_DESCRIPTION OF THE TASK_.
The required output is the line with "Parse this screenshot: output" through the final line of the entries, each one exactly as it stands.

_DATASET RECORDS_.
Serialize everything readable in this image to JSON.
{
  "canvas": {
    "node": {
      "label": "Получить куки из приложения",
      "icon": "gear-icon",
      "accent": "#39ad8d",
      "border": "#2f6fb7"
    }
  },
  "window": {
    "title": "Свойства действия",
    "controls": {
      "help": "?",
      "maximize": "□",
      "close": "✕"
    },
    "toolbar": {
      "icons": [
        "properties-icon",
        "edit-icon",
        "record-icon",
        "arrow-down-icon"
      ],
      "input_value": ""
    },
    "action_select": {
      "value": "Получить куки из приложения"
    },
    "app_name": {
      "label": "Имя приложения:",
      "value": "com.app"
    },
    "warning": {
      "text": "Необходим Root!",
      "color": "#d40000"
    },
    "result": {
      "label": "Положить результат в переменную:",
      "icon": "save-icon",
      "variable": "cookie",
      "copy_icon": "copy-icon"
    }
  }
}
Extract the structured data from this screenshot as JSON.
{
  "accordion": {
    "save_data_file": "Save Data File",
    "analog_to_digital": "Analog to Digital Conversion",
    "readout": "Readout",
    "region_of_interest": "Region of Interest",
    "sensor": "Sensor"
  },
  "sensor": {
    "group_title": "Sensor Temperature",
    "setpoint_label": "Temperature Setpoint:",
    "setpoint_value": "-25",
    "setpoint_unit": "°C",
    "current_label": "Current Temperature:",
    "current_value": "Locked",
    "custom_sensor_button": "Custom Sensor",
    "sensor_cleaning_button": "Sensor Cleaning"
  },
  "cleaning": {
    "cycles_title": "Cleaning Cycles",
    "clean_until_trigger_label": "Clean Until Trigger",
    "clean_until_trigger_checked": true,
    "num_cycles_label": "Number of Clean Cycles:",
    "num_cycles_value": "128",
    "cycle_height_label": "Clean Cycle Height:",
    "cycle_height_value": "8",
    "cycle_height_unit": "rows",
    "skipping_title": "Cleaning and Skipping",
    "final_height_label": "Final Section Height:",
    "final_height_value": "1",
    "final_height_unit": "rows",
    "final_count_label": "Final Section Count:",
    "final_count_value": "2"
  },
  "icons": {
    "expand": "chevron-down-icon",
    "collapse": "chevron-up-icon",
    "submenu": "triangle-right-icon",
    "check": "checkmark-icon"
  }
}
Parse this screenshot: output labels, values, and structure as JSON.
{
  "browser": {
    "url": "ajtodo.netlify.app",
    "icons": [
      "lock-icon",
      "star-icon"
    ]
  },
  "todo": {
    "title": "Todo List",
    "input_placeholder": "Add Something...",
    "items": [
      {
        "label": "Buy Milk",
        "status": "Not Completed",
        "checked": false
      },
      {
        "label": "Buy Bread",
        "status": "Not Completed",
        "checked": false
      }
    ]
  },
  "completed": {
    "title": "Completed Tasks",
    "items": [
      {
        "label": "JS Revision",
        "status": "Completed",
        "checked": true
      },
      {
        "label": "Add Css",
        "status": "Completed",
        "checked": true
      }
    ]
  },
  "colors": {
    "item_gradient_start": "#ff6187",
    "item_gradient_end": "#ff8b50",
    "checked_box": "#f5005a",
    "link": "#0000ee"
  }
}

_WRITTEN SOLUTION_.
Parse this screenshot: output labels, values, and structure as JSON.
{
  "browser": {
    "url": "ajtodo.netlify.app",
    "icons": [
      "lock-icon",
      "star-icon"
    ]
  },
  "todo": {
    "title": "Todo List",
    "input_placeholder": "Add Something...",
    "items": [
      {
        "label": "Buy Milk",
        "status": "Not Completed",
        "checked": false
      },
      {
        "label": "Buy Bread",
        "status": "Not Completed",
        "checked": false
      }
    ]
  },
  "completed": {
    "title": "Completed Tasks",
    "items": [
      {
        "label": "JS Revision",
        "status": "Completed",
        "checked": true
      },
      {
        "label": "Add Css",
        "status": "Completed",
        "checked": true
      }
    ]
  },
  "colors": {
    "item_gradient_start": "#ff6187",
    "item_gradient_end": "#ff8b50",
    "checked_box": "#f5005a",
    "link": "#0000ee"
  }
}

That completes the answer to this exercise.